Archives for April, 2008

Better news from the art world

You may recall the case of geneticist Robert Farrell, who had been initially charged with bioterroism for sharing generally-harmless strains of bacteria with a colleague, SUNY-Buffalo art professor Steven Kurtz. Farrell plead guilty to a reduced charge last fall and received a fine and probation. Now the verdict is in for Kurtz; more after the…

Via Razib, Obama on vaccines: “We’ve seen just a skyrocketing autism rate. Some people are suspicious that it’s connected to the vaccines. This person included. The science right now is inconclusive, but we have to research it.” –Barack Obama, Pennsylvania Rally, April 21, 2008. and Clinton: I am committed to make investments to find the…

Sacrificing health for art

I realize art is, of course, subjective. I know what I like; sometimes I can explain why, and sometimes I’m not sure what it is about a piece that draws me to it. Certainly good art evokes emotion and can stir controversy and push limits. And like the notorious virgin Mary/elephant dung uproar, an undergrad…

This is the sixth of 6 guest posts on infection and chronic disease. By Courtney Cook Kidney stone disease affects approximately 5% of Americans. While several risk factors are well-established, including genetic predisposition, metabolic diseases, lifestyle, and diet, there are still questions over the actual mechanism of calcium stone formation. Many cases do not have…

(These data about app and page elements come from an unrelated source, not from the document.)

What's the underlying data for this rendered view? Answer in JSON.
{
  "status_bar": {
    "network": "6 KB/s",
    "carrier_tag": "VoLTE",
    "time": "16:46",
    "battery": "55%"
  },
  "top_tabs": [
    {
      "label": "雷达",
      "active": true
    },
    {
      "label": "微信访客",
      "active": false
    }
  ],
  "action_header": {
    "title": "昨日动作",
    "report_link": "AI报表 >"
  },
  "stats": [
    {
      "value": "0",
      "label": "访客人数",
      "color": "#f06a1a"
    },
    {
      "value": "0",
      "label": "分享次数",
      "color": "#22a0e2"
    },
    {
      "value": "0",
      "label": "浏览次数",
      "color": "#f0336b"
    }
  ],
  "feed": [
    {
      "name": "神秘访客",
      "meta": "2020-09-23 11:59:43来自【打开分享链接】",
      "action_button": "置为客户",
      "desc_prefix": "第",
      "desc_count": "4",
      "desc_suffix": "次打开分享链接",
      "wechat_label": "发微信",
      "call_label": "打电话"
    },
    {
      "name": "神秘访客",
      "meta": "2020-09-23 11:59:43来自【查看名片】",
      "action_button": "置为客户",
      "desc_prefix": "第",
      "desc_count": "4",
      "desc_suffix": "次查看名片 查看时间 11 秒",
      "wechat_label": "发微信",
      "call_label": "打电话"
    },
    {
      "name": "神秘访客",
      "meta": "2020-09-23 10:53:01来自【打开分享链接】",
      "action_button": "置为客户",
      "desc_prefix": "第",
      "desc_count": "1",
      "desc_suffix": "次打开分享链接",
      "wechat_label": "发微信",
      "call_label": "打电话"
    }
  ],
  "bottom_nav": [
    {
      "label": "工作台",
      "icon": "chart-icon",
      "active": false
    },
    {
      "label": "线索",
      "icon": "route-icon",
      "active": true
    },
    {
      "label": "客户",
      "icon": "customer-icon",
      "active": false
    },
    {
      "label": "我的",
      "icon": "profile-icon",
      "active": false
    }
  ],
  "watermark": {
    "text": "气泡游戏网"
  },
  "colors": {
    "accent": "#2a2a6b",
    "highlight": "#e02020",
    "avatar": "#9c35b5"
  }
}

This is the fifth of 6 guest posts on infection and chronic disease. By Whitney Baker My previous blog post examined the idea of an infectious etiology for obesity by a group of possible infectious agents. While these pathogens have been associated with obesity in humans or animals, their causative role in human obesity has…

This is the fourth of 6 guest posts on infection and chronic disease. By Ousmane Diallo Last week in class we tackled an interesting topic, the role of Mycobacterium Avium Paratuberculosis (MAP) in the genesis of Crohn’s disease (CD) and ulcerative colitis (UC). The authors Saleh E. Naser (oops the name means in Arabic ‘The…

This is the third of 6 guest posts on infection and chronic disease. Does chronic IL-6 levels lead to epigenetic changes in DNA methylation that contribute to this pathway? By Matthew Fitzgerald How can infection be a carcinogen? How do infectious diseases lead to cancer, if at all, is still a highly debated area of…

This is the second of 6 guest posts on infection and chronic disease. By Rachel Kirby In light of April being Autism Awareness Month it is only natural that certain topics be brought about in the media. Until now I was not aware of the controversy behind the “risk factors” of autism. Let’s begin with…

This is the first of 6 guest posts on infectious causes of chronic disease. By David Massaquoi Is this the Beginning of the end of antibiotic resistant problem or just another scientific false hope of eradicating microorganisms that have co-existed with humans for millions of years? In the days before antibiotics, some researchers saw bacteriophages,…

Student posts, assignment #2

My students are back with their second writing assignment, which I’ll be posting for the next few days. As I mentioned previously, constructive comments on their posts are appreciated, but keep in mind that they’re students doing this as an assignment and still learning–and comments that I feel are over the top (or attacking me…